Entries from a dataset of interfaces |
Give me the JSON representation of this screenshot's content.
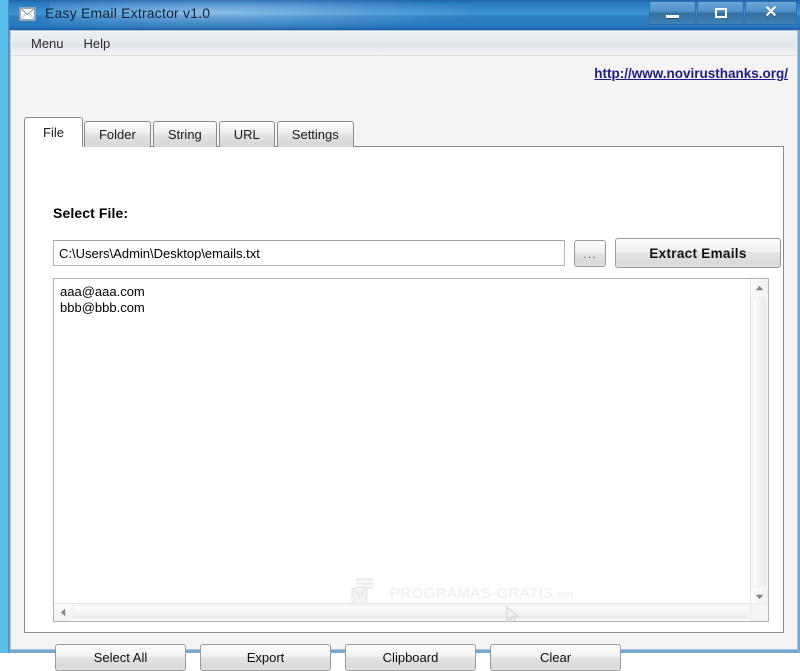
{
  "window": {
    "title": "Easy Email Extractor v1.0",
    "icon": "envelope-icon",
    "controls": {
      "minimize": "Minimize",
      "maximize": "Maximize",
      "close": "Close"
    }
  },
  "menubar": {
    "items": [
      {
        "label": "Menu"
      },
      {
        "label": "Help"
      }
    ]
  },
  "weblink": {
    "label": "http://www.novirusthanks.org/",
    "color": "#1d1d8c"
  },
  "tabs": [
    {
      "label": "File",
      "active": true
    },
    {
      "label": "Folder",
      "active": false
    },
    {
      "label": "String",
      "active": false
    },
    {
      "label": "URL",
      "active": false
    },
    {
      "label": "Settings",
      "active": false
    }
  ],
  "file_tab": {
    "select_file_label": "Select File:",
    "path_value": "C:\\Users\\Admin\\Desktop\\emails.txt",
    "path_placeholder": "",
    "browse_label": "...",
    "extract_label": "Extract Emails",
    "results": [
      "aaa@aaa.com",
      "bbb@bbb.com"
    ]
  },
  "watermark": {
    "text_main": "PROGRAMAS-GRATIS",
    "text_suffix": ".net"
  },
  "bottom_buttons": [
    {
      "label": "Select All"
    },
    {
      "label": "Export"
    },
    {
      "label": "Clipboard"
    },
    {
      "label": "Clear"
    }
  ]
}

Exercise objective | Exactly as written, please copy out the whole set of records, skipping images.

Solved exercise |
Give me the JSON representation of this screenshot's content.
{
  "window": {
    "title": "Easy Email Extractor v1.0",
    "icon": "envelope-icon",
    "controls": {
      "minimize": "Minimize",
      "maximize": "Maximize",
      "close": "Close"
    }
  },
  "menubar": {
    "items": [
      {
        "label": "Menu"
      },
      {
        "label": "Help"
      }
    ]
  },
  "weblink": {
    "label": "http://www.novirusthanks.org/",
    "color": "#1d1d8c"
  },
  "tabs": [
    {
      "label": "File",
      "active": true
    },
    {
      "label": "Folder",
      "active": false
    },
    {
      "label": "String",
      "active": false
    },
    {
      "label": "URL",
      "active": false
    },
    {
      "label": "Settings",
      "active": false
    }
  ],
  "file_tab": {
    "select_file_label": "Select File:",
    "path_value": "C:\\Users\\Admin\\Desktop\\emails.txt",
    "path_placeholder": "",
    "browse_label": "...",
    "extract_label": "Extract Emails",
    "results": [
      "aaa@aaa.com",
      "bbb@bbb.com"
    ]
  },
  "watermark": {
    "text_main": "PROGRAMAS-GRATIS",
    "text_suffix": ".net"
  },
  "bottom_buttons": [
    {
      "label": "Select All"
    },
    {
      "label": "Export"
    },
    {
      "label": "Clipboard"
    },
    {
      "label": "Clear"
    }
  ]
}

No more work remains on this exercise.